# [Prompt]
Go through the records, and copy each line in which the string "Depot" is present.

# [Given data]
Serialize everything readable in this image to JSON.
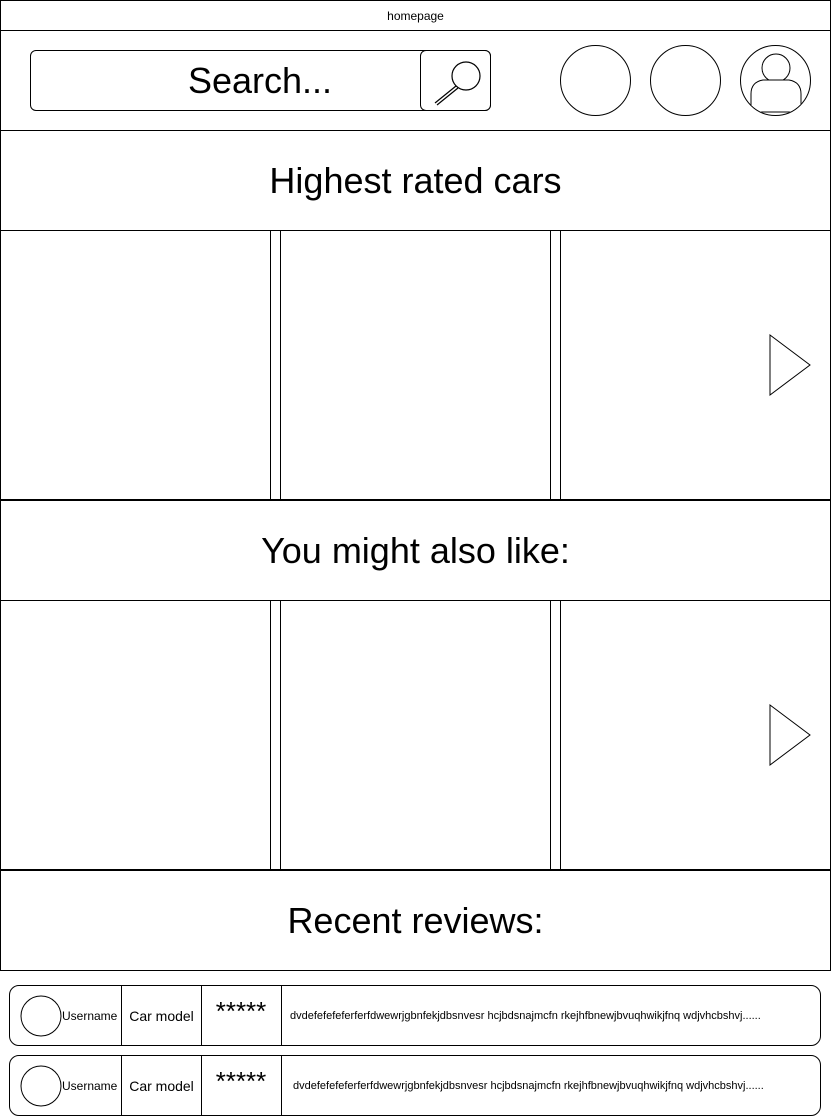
{
  "window": {
    "title": "homepage"
  },
  "header": {
    "search": {
      "placeholder": "Search..."
    },
    "icons": [
      "search-icon",
      "profile-icon"
    ]
  },
  "sections": {
    "highest_rated": {
      "title": "Highest rated cars"
    },
    "recommended": {
      "title": "You might also like:"
    },
    "recent_reviews": {
      "title": "Recent reviews:"
    }
  },
  "reviews": [
    {
      "username": "Username",
      "car_model": "Car model",
      "rating": "*****",
      "text": "dvdefefefeferferfdwewrjgbnfekjdbsnvesr hcjbdsnajmcfn rkejhfbnewjbvuqhwikjfnq wdjvhcbshvj......"
    },
    {
      "username": "Username",
      "car_model": "Car model",
      "rating": "*****",
      "text": "dvdefefefeferferfdwewrjgbnfekjdbsnvesr hcjbdsnajmcfn rkejhfbnewjbvuqhwikjfnq wdjvhcbshvj......"
    }
  ]
}
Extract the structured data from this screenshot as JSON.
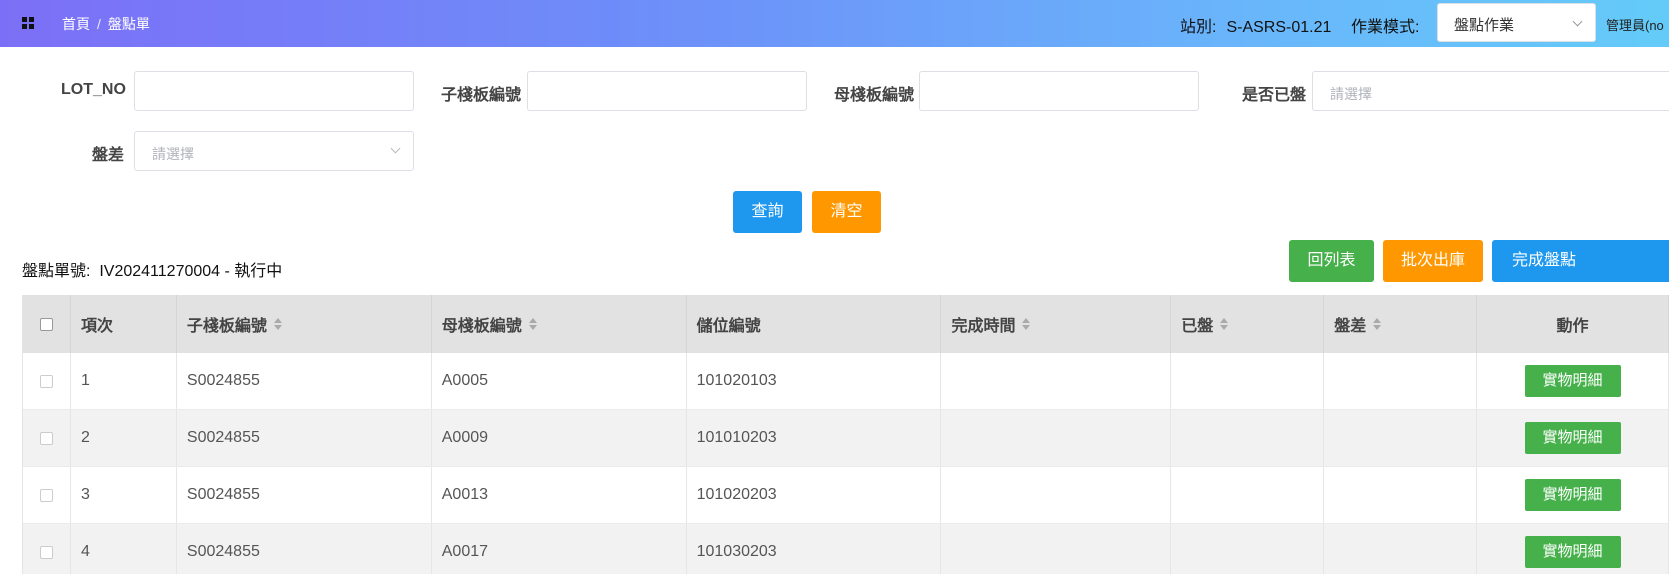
{
  "header": {
    "breadcrumb": [
      "首頁",
      "盤點單"
    ],
    "breadcrumb_sep": "/",
    "station_label": "站別:",
    "station_value": "S-ASRS-01.21",
    "mode_label": "作業模式:",
    "mode_value": "盤點作業",
    "user": "管理員(no"
  },
  "filters": {
    "lot_no_label": "LOT_NO",
    "child_board_label": "子棧板編號",
    "mother_board_label": "母棧板編號",
    "is_counted_label": "是否已盤",
    "is_counted_placeholder": "請選擇",
    "diff_label": "盤差",
    "diff_placeholder": "請選擇"
  },
  "actions": {
    "search": "查詢",
    "clear": "清空",
    "back_to_list": "回列表",
    "batch_outbound": "批次出庫",
    "complete": "完成盤點"
  },
  "order": {
    "label": "盤點單號:",
    "value": "IV202411270004 - 執行中"
  },
  "table": {
    "columns": [
      "項次",
      "子棧板編號",
      "母棧板編號",
      "儲位編號",
      "完成時間",
      "已盤",
      "盤差",
      "動作"
    ],
    "action_label": "實物明細",
    "rows": [
      {
        "no": "1",
        "child": "S0024855",
        "mother": "A0005",
        "location": "101020103",
        "done_time": "",
        "counted": "",
        "diff": ""
      },
      {
        "no": "2",
        "child": "S0024855",
        "mother": "A0009",
        "location": "101010203",
        "done_time": "",
        "counted": "",
        "diff": ""
      },
      {
        "no": "3",
        "child": "S0024855",
        "mother": "A0013",
        "location": "101020203",
        "done_time": "",
        "counted": "",
        "diff": ""
      },
      {
        "no": "4",
        "child": "S0024855",
        "mother": "A0017",
        "location": "101030203",
        "done_time": "",
        "counted": "",
        "diff": ""
      }
    ]
  }
}
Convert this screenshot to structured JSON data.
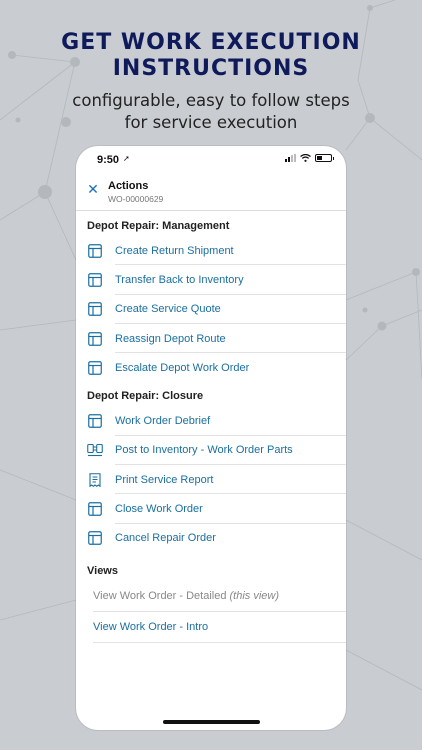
{
  "headline": {
    "line1": "GET WORK EXECUTION",
    "line2": "INSTRUCTIONS"
  },
  "subline": {
    "line1": "configurable, easy to follow steps",
    "line2": "for service execution"
  },
  "status_bar": {
    "time": "9:50",
    "location_glyph": "➚"
  },
  "header": {
    "close_glyph": "✕",
    "title": "Actions",
    "subtitle": "WO-00000629"
  },
  "sections": [
    {
      "title": "Depot Repair: Management",
      "items": [
        {
          "label": "Create Return Shipment",
          "icon": "table-icon"
        },
        {
          "label": "Transfer Back to Inventory",
          "icon": "table-icon"
        },
        {
          "label": "Create Service Quote",
          "icon": "table-icon"
        },
        {
          "label": "Reassign Depot Route",
          "icon": "table-icon"
        },
        {
          "label": "Escalate Depot Work Order",
          "icon": "table-icon"
        }
      ]
    },
    {
      "title": "Depot Repair: Closure",
      "items": [
        {
          "label": "Work Order Debrief",
          "icon": "table-icon"
        },
        {
          "label": "Post to Inventory - Work Order Parts",
          "icon": "transfer-icon"
        },
        {
          "label": "Print Service Report",
          "icon": "report-icon"
        },
        {
          "label": "Close Work Order",
          "icon": "table-icon"
        },
        {
          "label": "Cancel Repair Order",
          "icon": "table-icon"
        }
      ]
    }
  ],
  "views": {
    "title": "Views",
    "current_label": "View Work Order - Detailed",
    "current_hint": "(this view)",
    "other_label": "View Work Order - Intro"
  },
  "colors": {
    "accent": "#1a6fa0",
    "headline": "#0f1a5a",
    "background": "#c9cdd1"
  }
}
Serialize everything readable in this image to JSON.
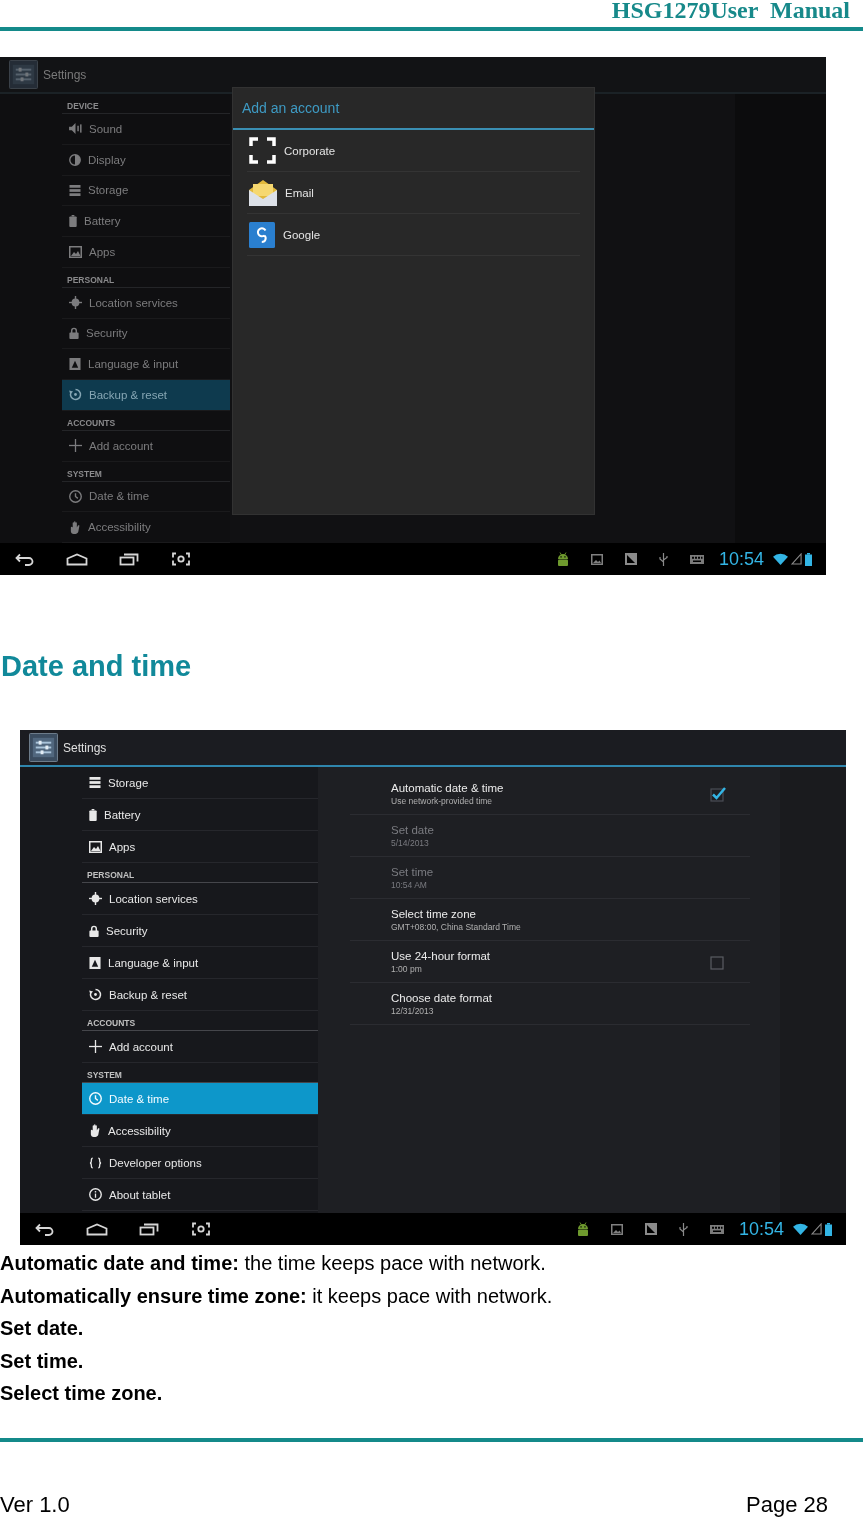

# [Written response]
      "title": "Depot Repair: Management",
          "label": "Reassign Depot Route",
          "label": "Escalate Depot Work Order",
      "title": "Depot Repair: Closure",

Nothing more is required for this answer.